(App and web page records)
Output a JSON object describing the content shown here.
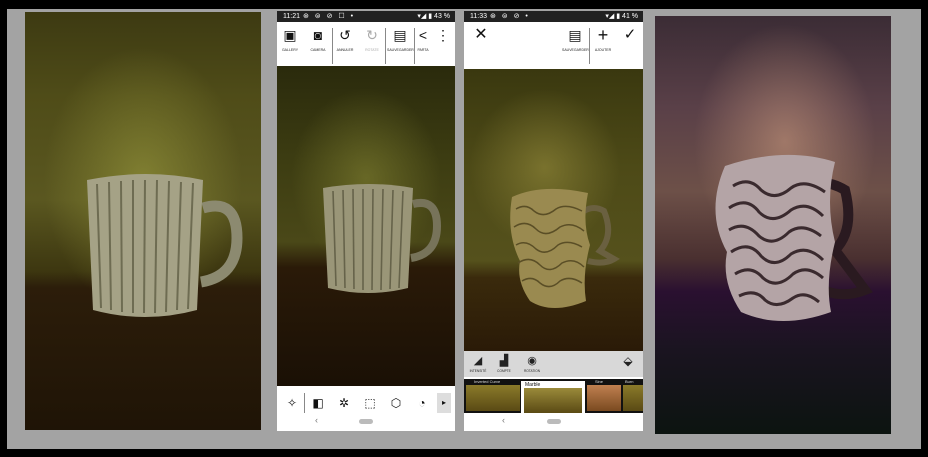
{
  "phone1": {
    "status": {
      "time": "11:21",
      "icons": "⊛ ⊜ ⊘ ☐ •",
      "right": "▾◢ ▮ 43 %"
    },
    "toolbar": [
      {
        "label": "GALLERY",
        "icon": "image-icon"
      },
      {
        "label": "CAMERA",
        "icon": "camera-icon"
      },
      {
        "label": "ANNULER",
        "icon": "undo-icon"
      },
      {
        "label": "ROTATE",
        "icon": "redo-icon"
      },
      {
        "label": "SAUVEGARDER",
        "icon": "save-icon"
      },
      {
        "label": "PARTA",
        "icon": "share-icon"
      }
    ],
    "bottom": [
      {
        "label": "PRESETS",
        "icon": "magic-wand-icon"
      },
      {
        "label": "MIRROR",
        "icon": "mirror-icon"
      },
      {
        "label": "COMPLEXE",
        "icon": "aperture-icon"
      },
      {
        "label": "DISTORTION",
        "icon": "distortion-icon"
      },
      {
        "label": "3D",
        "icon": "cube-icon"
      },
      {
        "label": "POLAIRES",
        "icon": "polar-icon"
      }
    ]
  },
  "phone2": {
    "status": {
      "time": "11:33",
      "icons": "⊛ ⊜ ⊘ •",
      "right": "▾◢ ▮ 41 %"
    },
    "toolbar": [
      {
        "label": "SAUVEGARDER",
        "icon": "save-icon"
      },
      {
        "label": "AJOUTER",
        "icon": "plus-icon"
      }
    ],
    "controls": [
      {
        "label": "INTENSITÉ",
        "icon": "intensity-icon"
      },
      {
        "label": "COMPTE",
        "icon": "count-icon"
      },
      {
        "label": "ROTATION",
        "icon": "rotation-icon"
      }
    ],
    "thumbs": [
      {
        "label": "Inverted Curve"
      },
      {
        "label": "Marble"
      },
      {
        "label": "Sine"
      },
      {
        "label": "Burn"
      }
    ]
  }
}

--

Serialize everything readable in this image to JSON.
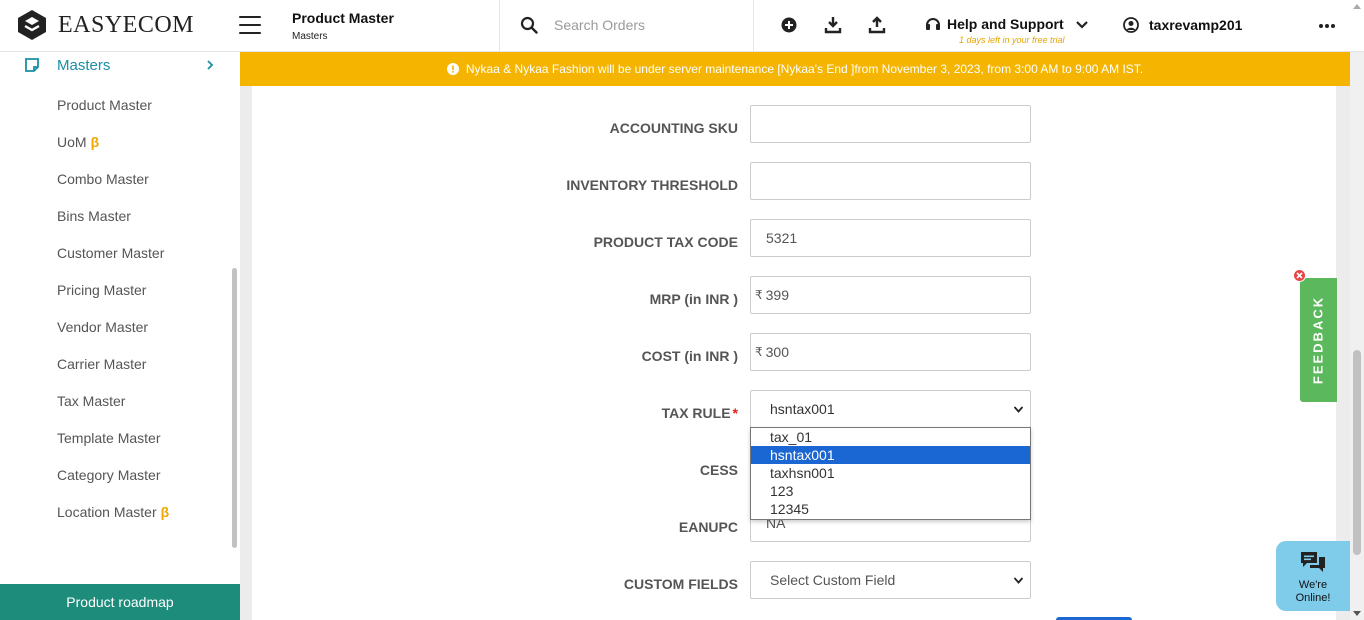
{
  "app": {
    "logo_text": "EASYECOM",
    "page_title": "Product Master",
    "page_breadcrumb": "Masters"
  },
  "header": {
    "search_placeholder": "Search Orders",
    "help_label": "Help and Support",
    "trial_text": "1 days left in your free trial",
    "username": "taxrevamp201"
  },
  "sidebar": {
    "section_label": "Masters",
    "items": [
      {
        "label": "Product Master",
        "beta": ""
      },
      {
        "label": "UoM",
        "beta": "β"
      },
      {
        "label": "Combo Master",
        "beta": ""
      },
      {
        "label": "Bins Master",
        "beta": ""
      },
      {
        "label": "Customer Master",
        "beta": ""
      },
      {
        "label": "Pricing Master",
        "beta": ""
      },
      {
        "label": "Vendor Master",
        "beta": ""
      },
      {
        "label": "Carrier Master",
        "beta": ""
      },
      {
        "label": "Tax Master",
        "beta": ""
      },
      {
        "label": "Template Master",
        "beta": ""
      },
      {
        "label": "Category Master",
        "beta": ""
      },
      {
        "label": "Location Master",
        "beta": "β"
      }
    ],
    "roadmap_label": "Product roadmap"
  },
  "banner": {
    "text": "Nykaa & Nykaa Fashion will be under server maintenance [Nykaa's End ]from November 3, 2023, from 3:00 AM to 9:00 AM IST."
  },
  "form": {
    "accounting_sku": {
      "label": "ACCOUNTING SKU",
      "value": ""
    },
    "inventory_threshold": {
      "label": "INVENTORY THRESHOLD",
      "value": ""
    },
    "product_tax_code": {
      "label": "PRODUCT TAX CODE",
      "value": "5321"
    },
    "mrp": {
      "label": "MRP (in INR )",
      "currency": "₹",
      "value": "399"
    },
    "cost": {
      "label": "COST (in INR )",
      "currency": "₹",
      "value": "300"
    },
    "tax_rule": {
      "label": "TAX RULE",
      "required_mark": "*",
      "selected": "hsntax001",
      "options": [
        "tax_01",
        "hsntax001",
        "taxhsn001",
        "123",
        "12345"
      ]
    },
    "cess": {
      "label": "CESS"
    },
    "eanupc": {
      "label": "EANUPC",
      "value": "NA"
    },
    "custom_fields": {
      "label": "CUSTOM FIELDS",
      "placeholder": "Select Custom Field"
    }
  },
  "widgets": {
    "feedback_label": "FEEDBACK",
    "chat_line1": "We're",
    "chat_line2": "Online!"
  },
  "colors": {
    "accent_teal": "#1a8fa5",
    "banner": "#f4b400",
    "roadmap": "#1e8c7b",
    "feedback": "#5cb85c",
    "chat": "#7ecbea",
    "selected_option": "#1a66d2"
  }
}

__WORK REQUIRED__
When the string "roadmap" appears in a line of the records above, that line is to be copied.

__REPLY TO THE TASK__
    "roadmap_label": "Product roadmap"
    "roadmap": "#1e8c7b",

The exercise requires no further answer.